=== Record set ===

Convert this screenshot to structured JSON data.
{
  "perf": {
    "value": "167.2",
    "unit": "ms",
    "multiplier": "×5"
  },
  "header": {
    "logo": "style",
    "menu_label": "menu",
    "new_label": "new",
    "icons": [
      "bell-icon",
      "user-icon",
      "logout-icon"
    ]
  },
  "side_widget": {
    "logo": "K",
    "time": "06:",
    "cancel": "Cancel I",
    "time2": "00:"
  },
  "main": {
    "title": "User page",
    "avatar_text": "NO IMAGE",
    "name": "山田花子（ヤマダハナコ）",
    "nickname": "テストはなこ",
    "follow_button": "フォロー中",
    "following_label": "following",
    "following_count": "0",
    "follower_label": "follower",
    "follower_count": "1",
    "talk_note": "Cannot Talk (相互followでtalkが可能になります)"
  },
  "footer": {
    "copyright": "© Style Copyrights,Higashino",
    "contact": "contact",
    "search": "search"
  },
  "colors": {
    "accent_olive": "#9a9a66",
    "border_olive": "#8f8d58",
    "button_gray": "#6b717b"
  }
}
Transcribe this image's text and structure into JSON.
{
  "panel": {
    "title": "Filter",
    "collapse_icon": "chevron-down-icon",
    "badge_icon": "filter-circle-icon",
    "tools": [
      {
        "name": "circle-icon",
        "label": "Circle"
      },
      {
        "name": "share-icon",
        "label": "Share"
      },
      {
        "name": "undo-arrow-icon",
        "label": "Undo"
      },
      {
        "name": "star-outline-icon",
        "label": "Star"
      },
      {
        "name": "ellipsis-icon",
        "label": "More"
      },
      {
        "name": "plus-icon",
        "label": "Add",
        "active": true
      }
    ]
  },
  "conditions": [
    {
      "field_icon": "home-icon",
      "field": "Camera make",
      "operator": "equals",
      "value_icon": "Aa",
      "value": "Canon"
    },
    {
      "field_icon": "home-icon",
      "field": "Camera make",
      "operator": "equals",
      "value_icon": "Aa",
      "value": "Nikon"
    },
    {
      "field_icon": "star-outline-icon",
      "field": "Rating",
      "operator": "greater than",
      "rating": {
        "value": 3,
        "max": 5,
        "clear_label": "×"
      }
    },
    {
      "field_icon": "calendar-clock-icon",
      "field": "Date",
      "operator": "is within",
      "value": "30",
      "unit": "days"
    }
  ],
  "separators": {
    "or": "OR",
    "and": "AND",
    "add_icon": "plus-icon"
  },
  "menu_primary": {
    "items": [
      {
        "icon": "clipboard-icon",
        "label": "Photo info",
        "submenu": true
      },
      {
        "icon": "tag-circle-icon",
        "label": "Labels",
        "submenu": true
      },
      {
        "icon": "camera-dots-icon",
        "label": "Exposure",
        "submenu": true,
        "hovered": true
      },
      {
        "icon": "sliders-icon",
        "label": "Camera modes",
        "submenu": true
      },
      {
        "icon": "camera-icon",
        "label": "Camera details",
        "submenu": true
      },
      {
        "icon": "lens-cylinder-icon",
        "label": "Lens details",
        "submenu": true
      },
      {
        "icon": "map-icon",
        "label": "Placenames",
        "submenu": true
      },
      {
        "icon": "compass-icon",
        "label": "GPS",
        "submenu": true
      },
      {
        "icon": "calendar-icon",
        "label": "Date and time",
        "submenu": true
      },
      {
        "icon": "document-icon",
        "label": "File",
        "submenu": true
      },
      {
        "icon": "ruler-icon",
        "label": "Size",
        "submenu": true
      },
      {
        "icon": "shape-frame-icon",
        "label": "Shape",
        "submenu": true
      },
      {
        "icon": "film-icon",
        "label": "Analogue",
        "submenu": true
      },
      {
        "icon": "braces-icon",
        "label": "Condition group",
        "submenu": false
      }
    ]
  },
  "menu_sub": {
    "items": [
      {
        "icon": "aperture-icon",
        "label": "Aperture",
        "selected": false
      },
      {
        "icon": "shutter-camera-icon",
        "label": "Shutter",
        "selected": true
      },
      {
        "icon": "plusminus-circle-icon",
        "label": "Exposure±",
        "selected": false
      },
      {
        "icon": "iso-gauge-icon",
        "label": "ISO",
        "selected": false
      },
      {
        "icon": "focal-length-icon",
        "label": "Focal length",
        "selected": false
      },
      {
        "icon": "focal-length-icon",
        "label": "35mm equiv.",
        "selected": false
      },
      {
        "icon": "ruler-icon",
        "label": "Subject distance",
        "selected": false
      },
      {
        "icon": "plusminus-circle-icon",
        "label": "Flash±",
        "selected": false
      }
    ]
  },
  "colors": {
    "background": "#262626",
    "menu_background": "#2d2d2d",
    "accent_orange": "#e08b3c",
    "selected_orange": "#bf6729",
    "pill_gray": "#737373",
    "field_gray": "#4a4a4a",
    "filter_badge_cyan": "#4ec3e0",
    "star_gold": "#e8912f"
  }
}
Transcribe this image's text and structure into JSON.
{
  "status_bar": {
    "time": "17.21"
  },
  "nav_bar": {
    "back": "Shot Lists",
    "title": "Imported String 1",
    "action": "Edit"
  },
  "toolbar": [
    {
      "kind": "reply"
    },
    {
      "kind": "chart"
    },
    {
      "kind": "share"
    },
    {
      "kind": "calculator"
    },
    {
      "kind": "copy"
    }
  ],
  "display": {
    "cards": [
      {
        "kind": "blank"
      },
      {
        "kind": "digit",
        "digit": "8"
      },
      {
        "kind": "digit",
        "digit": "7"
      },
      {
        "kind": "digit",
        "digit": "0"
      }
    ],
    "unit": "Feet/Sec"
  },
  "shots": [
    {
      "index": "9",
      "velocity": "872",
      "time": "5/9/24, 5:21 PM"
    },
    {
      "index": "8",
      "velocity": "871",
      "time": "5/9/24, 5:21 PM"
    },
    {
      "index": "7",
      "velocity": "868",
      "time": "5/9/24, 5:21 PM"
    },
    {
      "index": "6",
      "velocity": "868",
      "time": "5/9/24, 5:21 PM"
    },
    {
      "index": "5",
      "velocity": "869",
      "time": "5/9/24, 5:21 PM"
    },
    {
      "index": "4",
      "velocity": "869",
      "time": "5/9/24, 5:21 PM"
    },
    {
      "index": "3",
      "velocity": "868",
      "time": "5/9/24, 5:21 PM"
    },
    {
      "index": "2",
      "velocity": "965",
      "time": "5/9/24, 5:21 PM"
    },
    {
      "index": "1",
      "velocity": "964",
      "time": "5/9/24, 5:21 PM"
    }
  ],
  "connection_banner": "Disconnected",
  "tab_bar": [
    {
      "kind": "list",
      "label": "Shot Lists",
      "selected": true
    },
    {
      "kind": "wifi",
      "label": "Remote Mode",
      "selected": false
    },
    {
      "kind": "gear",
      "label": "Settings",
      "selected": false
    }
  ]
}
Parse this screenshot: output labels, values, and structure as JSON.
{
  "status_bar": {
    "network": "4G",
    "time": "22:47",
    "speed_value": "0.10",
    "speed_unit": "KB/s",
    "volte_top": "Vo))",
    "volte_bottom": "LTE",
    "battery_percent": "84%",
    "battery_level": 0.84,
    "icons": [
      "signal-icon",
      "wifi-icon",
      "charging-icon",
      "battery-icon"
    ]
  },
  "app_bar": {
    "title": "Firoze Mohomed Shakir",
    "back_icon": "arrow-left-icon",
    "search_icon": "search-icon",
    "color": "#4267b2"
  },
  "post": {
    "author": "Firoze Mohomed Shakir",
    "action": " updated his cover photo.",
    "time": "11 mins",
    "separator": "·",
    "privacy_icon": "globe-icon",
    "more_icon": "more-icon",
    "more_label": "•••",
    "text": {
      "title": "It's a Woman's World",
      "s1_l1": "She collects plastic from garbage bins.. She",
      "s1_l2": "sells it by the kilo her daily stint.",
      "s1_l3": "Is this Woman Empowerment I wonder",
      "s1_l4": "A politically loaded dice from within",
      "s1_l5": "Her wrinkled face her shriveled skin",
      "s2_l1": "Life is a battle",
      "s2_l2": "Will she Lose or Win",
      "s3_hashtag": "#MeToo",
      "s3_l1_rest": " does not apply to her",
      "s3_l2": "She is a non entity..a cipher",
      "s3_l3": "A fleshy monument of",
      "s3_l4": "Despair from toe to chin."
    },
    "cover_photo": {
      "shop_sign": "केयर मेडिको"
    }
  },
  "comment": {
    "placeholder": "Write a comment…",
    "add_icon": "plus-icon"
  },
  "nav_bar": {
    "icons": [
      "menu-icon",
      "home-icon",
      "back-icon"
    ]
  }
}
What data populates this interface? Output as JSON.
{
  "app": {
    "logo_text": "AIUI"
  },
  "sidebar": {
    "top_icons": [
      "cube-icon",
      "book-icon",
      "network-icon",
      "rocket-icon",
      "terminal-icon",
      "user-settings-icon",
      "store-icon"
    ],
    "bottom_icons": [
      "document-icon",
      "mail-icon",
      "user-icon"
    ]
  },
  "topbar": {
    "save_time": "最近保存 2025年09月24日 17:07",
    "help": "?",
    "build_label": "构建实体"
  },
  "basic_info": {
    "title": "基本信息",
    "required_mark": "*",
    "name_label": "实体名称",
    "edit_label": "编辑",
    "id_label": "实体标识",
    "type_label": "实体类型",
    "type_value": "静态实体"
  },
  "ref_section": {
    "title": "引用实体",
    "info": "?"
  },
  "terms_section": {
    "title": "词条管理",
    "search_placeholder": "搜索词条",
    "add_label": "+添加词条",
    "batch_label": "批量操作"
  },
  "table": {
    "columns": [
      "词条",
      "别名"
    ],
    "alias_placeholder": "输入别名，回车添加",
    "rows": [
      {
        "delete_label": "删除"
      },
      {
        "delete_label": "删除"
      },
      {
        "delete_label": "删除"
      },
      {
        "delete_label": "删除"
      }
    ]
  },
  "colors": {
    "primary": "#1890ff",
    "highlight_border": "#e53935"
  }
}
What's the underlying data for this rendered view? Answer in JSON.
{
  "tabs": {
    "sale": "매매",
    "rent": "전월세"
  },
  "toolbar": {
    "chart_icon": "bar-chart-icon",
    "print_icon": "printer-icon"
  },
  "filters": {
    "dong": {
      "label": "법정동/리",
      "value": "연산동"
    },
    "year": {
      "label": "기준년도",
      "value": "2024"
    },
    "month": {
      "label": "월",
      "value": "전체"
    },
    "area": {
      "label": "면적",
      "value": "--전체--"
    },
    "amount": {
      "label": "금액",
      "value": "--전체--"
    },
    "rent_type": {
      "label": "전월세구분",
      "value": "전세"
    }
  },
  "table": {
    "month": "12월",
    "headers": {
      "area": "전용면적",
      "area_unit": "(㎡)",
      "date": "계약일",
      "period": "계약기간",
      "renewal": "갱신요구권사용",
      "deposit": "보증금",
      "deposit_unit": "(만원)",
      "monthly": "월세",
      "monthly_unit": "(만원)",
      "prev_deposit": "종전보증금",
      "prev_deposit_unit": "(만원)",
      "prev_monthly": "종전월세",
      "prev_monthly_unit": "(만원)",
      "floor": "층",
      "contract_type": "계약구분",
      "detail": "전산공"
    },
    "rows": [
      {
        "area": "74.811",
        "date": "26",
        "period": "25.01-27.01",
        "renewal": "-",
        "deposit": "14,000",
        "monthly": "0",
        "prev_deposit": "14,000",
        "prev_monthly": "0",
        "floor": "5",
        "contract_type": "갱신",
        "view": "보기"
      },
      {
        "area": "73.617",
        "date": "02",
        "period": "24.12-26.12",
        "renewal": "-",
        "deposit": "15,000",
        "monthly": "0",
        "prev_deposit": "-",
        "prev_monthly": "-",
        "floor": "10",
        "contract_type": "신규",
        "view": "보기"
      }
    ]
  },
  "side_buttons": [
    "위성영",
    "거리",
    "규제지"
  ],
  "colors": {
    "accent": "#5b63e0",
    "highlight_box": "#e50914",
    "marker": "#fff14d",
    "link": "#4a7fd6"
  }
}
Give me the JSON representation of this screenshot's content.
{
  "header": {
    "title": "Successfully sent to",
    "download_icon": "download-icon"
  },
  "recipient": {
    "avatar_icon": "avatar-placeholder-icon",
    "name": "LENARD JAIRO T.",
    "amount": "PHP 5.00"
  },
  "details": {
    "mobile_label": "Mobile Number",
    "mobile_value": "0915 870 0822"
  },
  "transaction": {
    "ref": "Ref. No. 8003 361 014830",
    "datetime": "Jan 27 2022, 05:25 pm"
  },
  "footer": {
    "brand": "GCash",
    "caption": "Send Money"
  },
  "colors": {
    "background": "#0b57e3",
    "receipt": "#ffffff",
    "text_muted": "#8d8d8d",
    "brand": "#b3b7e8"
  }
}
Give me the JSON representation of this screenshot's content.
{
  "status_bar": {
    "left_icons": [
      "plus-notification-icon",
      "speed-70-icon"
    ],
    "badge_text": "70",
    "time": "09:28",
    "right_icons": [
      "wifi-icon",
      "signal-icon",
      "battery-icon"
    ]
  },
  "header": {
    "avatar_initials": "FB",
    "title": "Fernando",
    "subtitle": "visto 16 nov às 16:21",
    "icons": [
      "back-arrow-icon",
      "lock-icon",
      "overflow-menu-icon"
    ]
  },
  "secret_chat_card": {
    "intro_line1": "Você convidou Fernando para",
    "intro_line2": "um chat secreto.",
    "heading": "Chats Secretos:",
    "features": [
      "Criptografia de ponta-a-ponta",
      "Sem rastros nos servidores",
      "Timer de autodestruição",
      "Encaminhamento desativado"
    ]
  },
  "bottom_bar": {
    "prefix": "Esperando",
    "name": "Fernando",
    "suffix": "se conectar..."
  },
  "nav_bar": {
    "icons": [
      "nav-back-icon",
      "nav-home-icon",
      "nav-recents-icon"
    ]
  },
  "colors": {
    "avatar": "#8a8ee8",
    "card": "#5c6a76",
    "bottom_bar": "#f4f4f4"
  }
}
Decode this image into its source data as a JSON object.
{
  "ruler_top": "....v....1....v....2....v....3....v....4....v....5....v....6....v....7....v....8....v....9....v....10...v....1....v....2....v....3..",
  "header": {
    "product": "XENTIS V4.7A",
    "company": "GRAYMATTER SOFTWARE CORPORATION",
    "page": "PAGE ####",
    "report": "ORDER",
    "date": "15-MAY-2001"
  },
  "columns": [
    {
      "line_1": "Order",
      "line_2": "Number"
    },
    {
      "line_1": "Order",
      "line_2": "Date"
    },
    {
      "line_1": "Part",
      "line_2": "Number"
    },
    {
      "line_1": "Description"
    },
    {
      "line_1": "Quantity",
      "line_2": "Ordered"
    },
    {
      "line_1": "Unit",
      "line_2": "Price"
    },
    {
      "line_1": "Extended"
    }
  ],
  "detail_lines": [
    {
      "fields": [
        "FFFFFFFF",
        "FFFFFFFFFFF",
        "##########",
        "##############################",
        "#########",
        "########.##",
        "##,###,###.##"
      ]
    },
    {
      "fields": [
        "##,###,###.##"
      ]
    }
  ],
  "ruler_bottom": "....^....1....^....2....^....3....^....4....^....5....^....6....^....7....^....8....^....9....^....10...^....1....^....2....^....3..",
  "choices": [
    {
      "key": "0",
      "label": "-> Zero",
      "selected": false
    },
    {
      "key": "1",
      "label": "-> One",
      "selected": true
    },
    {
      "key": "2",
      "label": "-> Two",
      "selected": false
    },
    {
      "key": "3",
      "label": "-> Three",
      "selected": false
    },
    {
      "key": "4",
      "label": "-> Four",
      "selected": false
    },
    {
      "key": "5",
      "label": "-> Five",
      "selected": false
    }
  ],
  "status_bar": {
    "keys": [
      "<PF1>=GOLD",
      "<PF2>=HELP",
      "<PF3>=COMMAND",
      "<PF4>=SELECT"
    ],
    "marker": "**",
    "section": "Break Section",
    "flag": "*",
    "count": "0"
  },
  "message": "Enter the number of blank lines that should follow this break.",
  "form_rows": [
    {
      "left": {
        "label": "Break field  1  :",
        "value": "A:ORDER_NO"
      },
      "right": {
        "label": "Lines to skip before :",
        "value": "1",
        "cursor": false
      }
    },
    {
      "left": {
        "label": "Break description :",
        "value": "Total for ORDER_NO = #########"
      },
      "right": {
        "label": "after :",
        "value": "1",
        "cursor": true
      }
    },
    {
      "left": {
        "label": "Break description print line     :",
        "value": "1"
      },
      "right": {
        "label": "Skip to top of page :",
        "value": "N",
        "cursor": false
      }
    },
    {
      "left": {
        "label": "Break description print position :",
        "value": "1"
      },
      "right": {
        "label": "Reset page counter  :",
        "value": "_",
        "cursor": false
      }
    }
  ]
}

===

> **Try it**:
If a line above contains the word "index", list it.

> **Output below**:
      "index": "9",
      "index": "8",
      "index": "7",
      "index": "6",
      "index": "5",
      "index": "4",
      "index": "3",
      "index": "2",
      "index": "1",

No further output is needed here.